::: Supplied material

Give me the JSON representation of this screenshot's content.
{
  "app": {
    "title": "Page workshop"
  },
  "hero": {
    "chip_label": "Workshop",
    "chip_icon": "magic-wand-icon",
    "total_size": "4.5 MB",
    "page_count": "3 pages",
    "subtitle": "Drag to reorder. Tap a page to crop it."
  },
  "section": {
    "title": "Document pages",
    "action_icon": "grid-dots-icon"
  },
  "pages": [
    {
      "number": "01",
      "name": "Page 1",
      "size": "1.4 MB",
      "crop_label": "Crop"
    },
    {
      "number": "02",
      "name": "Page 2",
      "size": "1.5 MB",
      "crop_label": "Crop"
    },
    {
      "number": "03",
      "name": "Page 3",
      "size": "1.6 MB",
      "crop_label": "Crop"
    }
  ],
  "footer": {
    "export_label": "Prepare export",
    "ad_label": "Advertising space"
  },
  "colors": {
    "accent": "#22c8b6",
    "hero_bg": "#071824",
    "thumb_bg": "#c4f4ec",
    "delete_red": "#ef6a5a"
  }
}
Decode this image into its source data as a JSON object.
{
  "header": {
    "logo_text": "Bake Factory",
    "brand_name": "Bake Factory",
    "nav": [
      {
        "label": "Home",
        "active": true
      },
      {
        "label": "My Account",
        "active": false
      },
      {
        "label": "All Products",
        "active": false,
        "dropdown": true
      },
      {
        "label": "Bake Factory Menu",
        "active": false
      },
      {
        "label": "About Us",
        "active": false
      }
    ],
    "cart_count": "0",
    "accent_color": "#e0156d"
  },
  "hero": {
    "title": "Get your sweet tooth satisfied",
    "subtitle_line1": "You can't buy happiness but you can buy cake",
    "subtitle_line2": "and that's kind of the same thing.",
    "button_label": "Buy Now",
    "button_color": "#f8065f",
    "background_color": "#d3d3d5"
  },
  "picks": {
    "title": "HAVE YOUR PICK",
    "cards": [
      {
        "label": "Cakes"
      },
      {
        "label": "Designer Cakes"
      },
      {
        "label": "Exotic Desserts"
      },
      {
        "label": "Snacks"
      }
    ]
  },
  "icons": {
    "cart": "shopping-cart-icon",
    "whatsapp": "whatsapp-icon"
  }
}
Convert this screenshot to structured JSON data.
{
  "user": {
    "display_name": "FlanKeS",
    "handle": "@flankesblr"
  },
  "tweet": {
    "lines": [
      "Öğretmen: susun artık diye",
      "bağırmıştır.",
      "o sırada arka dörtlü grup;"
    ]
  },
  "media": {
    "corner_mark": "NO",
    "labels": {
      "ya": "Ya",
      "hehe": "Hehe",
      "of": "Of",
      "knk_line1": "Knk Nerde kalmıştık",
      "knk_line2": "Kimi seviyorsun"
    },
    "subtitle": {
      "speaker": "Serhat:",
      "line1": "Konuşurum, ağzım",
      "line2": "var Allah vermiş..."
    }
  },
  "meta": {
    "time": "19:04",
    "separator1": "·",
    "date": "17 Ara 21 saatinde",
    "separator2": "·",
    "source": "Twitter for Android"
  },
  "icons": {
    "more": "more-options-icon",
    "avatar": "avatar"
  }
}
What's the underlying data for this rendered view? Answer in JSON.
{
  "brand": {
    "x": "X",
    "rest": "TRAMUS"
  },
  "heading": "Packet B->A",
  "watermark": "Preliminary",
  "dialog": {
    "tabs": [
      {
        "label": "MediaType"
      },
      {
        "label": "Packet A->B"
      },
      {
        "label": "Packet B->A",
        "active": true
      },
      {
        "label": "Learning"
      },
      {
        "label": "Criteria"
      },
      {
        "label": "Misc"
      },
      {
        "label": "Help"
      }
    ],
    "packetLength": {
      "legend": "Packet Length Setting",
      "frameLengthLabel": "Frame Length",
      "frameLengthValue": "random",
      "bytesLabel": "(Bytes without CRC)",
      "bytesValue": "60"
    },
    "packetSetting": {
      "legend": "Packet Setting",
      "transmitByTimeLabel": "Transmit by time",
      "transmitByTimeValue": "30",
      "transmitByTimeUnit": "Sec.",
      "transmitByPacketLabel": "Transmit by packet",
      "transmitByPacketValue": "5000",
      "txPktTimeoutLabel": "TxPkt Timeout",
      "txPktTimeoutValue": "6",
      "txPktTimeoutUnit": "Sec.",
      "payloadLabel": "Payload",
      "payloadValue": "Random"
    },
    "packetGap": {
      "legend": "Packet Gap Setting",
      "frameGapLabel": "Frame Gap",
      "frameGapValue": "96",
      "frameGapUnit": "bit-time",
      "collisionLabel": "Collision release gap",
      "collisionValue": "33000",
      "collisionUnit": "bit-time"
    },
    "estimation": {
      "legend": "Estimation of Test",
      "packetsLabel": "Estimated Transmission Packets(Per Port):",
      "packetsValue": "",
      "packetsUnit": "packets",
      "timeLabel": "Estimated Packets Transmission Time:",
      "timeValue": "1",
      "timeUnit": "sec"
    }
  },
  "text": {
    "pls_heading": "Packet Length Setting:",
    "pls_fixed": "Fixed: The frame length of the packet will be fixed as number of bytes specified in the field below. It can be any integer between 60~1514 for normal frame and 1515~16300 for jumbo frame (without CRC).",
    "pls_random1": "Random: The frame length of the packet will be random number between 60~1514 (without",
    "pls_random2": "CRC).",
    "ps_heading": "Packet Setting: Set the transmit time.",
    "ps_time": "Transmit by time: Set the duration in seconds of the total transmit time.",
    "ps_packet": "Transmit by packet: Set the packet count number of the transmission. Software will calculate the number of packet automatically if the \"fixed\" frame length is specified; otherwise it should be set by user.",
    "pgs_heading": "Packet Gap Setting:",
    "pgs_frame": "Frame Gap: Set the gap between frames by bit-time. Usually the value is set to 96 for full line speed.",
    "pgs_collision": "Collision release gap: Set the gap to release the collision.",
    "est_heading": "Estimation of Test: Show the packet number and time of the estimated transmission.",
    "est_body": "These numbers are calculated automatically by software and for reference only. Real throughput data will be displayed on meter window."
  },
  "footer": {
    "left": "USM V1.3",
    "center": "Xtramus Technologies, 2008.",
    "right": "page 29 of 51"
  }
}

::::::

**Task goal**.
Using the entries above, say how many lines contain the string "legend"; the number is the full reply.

**Solution**.
4